A talking plate that warns people to eat more slowly when they wolf down their food is to be used in an NHS initiative, to help fight obesity.
The £1,500 Mandometer monitors how much food is leaving the plate and politely reminds those who scoff too fast to "Please eat more slowly".
The Swedish device is comprised of a scale, which is placed under the plate, and a small computer screen that shows a graphic of the food gradually disappearing as the meal is eaten.
A red line on the screen indicates the actual speed of eating while a blue line acts as a benchmark to show a healthy rate.
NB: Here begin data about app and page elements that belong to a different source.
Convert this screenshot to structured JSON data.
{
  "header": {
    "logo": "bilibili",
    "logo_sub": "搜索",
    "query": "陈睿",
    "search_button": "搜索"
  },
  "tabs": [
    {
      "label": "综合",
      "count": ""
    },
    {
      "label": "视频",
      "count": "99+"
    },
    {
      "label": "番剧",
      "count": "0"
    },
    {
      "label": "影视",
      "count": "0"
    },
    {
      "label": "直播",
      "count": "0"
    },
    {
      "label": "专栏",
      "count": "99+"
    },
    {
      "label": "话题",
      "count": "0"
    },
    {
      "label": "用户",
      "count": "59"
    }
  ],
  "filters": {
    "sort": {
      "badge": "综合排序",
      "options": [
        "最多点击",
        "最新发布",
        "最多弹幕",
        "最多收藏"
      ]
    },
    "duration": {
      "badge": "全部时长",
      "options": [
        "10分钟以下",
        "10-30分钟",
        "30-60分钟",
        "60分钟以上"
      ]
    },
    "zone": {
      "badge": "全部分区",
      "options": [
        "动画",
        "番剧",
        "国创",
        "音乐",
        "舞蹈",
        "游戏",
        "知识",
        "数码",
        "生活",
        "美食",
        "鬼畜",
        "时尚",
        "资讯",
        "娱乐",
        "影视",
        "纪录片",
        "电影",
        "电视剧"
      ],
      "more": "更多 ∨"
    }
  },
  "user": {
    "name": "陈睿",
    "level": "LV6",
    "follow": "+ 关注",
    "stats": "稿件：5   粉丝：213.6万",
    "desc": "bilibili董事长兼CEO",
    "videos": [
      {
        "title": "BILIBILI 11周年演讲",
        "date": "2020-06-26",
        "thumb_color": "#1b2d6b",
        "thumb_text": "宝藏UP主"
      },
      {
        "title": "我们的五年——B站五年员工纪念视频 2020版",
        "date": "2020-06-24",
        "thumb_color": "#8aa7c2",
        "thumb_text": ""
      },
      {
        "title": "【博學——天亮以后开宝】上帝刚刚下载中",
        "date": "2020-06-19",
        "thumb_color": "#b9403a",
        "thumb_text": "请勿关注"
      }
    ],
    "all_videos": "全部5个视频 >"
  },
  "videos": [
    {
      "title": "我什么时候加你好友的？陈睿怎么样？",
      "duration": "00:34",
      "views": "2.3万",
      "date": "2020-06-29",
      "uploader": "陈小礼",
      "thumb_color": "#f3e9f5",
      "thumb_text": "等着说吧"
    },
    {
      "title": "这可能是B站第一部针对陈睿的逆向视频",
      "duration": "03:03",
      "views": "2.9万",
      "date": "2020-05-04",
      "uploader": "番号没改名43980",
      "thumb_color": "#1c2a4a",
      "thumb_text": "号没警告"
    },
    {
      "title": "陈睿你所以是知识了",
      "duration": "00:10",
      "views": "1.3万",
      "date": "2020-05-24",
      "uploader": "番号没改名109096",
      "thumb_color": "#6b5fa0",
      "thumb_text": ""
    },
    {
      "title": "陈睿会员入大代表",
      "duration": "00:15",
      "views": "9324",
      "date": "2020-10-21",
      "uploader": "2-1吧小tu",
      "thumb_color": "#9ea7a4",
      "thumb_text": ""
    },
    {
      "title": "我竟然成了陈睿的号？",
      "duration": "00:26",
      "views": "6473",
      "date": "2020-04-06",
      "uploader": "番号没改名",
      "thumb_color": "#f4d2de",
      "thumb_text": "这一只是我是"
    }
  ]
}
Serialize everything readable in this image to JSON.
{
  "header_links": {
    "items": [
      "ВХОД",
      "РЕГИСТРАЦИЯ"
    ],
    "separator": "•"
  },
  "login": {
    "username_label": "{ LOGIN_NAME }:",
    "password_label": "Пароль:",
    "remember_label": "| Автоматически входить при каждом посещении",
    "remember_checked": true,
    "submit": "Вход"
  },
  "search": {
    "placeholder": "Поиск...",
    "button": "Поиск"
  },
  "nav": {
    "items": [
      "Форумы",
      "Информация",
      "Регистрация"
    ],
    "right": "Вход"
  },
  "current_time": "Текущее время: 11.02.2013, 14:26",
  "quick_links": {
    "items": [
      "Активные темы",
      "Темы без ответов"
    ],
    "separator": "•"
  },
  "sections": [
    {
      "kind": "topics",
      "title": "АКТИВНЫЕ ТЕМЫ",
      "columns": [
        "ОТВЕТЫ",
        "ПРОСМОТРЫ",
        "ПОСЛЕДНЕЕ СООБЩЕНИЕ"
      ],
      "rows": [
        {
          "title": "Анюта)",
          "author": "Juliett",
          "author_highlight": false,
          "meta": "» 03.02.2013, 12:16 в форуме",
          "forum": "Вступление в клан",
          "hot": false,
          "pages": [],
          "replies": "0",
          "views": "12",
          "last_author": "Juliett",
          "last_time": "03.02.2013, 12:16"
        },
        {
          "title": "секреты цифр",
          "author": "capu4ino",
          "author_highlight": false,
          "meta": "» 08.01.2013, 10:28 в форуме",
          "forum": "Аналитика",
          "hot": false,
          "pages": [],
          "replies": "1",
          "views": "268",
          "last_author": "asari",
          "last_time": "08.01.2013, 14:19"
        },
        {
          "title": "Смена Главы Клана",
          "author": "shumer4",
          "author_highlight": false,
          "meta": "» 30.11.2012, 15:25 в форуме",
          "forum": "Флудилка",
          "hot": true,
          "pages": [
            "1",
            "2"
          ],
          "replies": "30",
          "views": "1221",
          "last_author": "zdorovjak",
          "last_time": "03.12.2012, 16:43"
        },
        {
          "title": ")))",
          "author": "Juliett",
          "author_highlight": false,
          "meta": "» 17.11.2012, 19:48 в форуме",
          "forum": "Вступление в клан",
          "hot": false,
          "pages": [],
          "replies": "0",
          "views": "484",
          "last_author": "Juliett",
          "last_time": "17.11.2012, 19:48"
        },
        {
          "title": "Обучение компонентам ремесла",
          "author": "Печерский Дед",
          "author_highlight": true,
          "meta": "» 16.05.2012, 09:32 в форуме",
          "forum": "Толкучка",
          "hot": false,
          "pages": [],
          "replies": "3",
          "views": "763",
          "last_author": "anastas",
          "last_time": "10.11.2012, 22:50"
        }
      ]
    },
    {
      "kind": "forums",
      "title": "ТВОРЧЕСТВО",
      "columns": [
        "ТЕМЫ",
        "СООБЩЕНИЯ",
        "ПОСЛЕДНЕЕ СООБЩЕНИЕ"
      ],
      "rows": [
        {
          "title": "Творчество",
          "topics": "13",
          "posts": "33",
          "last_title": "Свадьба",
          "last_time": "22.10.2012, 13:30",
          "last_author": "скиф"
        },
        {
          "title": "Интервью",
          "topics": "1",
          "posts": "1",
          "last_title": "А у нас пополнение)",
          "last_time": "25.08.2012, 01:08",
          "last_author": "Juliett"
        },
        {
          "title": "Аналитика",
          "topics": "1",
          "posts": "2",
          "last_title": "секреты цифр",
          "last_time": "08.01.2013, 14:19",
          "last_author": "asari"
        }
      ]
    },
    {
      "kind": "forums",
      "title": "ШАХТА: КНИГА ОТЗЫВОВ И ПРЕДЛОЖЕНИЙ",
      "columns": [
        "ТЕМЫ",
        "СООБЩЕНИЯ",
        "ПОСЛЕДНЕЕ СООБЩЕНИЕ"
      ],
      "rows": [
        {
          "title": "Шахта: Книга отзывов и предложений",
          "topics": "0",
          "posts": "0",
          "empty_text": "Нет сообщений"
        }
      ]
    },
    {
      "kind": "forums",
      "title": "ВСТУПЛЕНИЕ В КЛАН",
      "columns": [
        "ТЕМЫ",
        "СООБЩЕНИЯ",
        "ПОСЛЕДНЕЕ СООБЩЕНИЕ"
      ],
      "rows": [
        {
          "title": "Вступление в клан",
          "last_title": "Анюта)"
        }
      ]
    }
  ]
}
The faster the user eats, the further the red line angles away from the blue one.
When the line deviates too much, a computer voice reminds them to slow down.
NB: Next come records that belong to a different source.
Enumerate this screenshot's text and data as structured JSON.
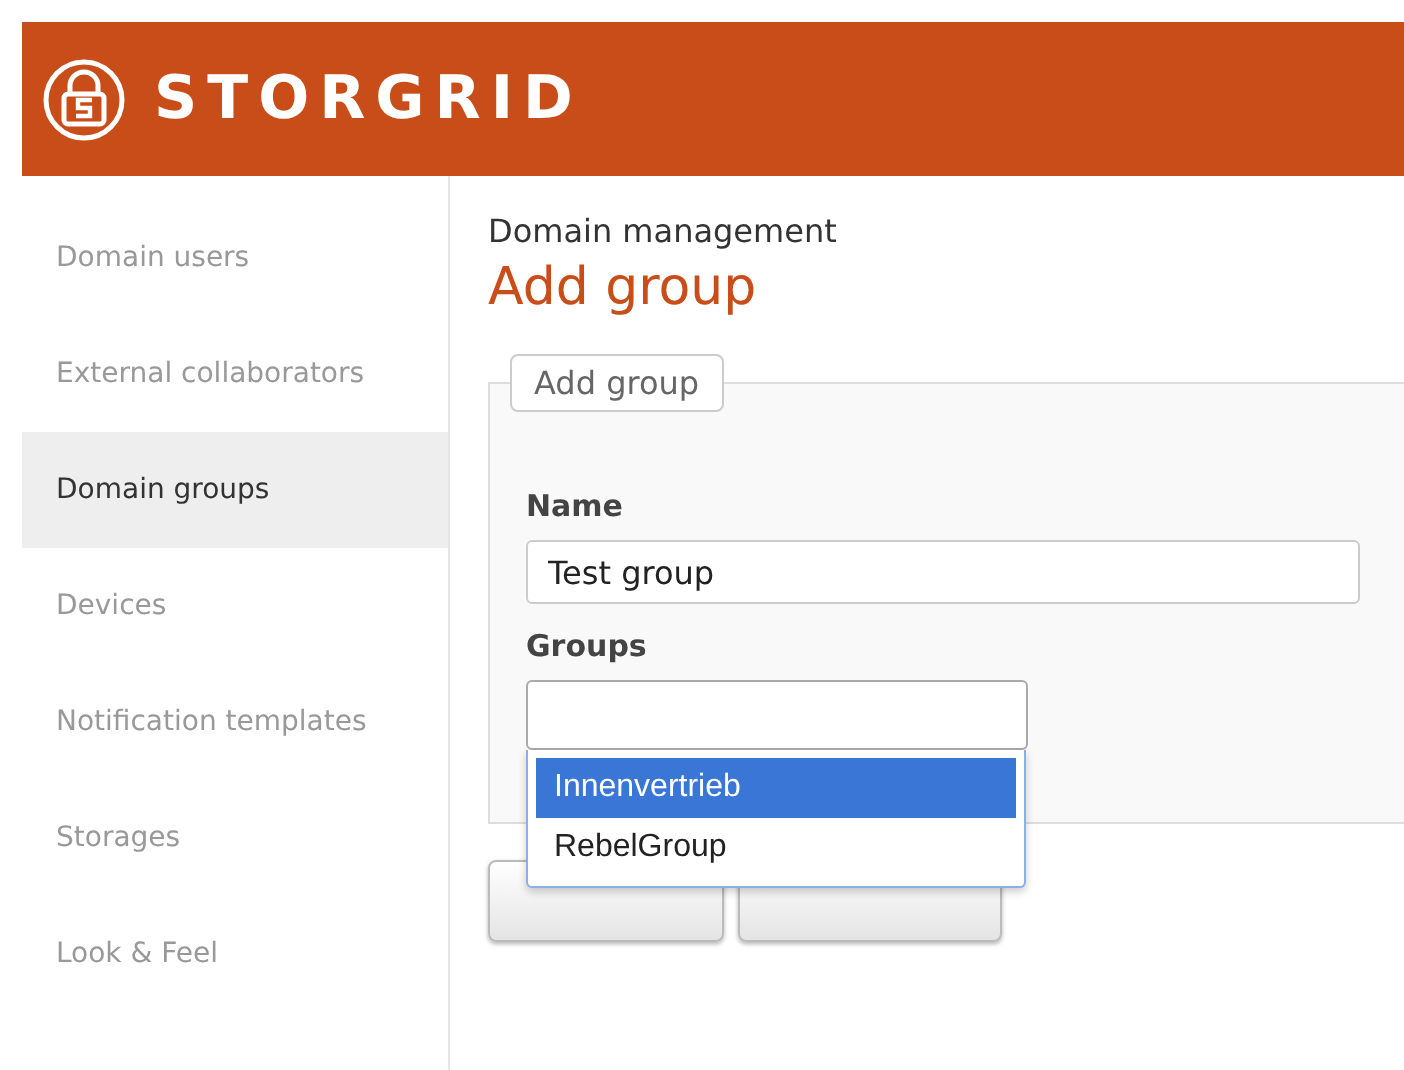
{
  "header": {
    "brand": "STORGRID"
  },
  "sidebar": {
    "items": [
      {
        "label": "Domain users",
        "selected": false
      },
      {
        "label": "External collaborators",
        "selected": false
      },
      {
        "label": "Domain groups",
        "selected": true
      },
      {
        "label": "Devices",
        "selected": false
      },
      {
        "label": "Notification templates",
        "selected": false
      },
      {
        "label": "Storages",
        "selected": false
      },
      {
        "label": "Look & Feel",
        "selected": false
      }
    ]
  },
  "page": {
    "breadcrumb": "Domain management",
    "title": "Add group"
  },
  "form": {
    "legend": "Add group",
    "fields": [
      {
        "label": "Name",
        "value": "Test group"
      },
      {
        "label": "Groups"
      }
    ],
    "dropdown": {
      "options": [
        {
          "label": "Innenvertrieb",
          "selected": true
        },
        {
          "label": "RebelGroup",
          "selected": false
        }
      ]
    },
    "buttons": [
      {
        "kind": "save"
      },
      {
        "kind": "cancel"
      }
    ]
  }
}
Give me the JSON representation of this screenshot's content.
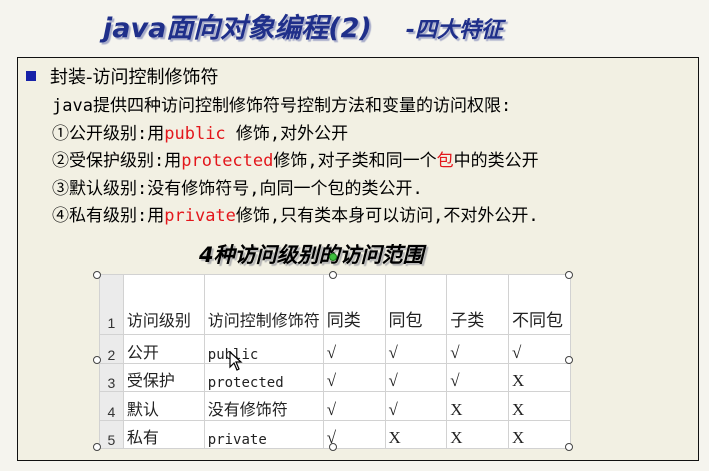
{
  "slide": {
    "title": "java面向对象编程(2)",
    "subtitle": "-四大特征"
  },
  "section": {
    "heading": "封装-访问控制修饰符",
    "lines": [
      [
        "java提供四种访问控制修饰符号控制方法和变量的访问权限:"
      ],
      [
        "①公开级别:用",
        "public",
        " 修饰,对外公开"
      ],
      [
        "②受保护级别:用",
        "protected",
        "修饰,对子类和同一个",
        "包",
        "中的类公开"
      ],
      [
        "③默认级别:没有修饰符号,向同一个包的类公开."
      ],
      [
        "④私有级别:用",
        "private",
        "修饰,只有类本身可以访问,不对外公开."
      ]
    ]
  },
  "table": {
    "title": "4种访问级别的访问范围",
    "row_numbers": [
      "1",
      "2",
      "3",
      "4",
      "5"
    ],
    "headers": [
      "访问级别",
      "访问控制修饰符",
      "同类",
      "同包",
      "子类",
      "不同包"
    ],
    "rows": [
      [
        "公开",
        "public",
        "√",
        "√",
        "√",
        "√"
      ],
      [
        "受保护",
        "protected",
        "√",
        "√",
        "√",
        "X"
      ],
      [
        "默认",
        "没有修饰符",
        "√",
        "√",
        "X",
        "X"
      ],
      [
        "私有",
        "private",
        "√",
        "X",
        "X",
        "X"
      ]
    ]
  },
  "icons": {
    "bullet": "square-bullet-icon",
    "cursor": "mouse-pointer-icon"
  },
  "colors": {
    "title": "#1f2f8a",
    "bullet": "#1722a8",
    "keyword": "#e3171c"
  }
}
The device also encourages users to think about when they have had enough by flashing messages on the screen asking, "Are you feeling full yet?"
The initiative, by Bristol University in conjunction with GPs and nurses, will target around 600 families with at least one obese parent and child.
A smaller study will take place at the Biomedical Research Unit of the University Hospitals Bristol NHS Foundation Trust, with a further 12 obese adults and children who carry a mutation of a gene linked to the brain's ability to recognise feeling full.
Lead researcher, Julian Hamilton-Shield, said: "It will be a powerful tool to help families retrain their eating habits."
Per Soderson, who helped to devise the plate, said: "Telling an obese person to diet will not work because dieting slows down the metabolism in preparation for starvation.
"More important is the speed you eat and to recognise when you're full."
If you have trouble knowing when to say no, follow our guide to keeping your diet on track...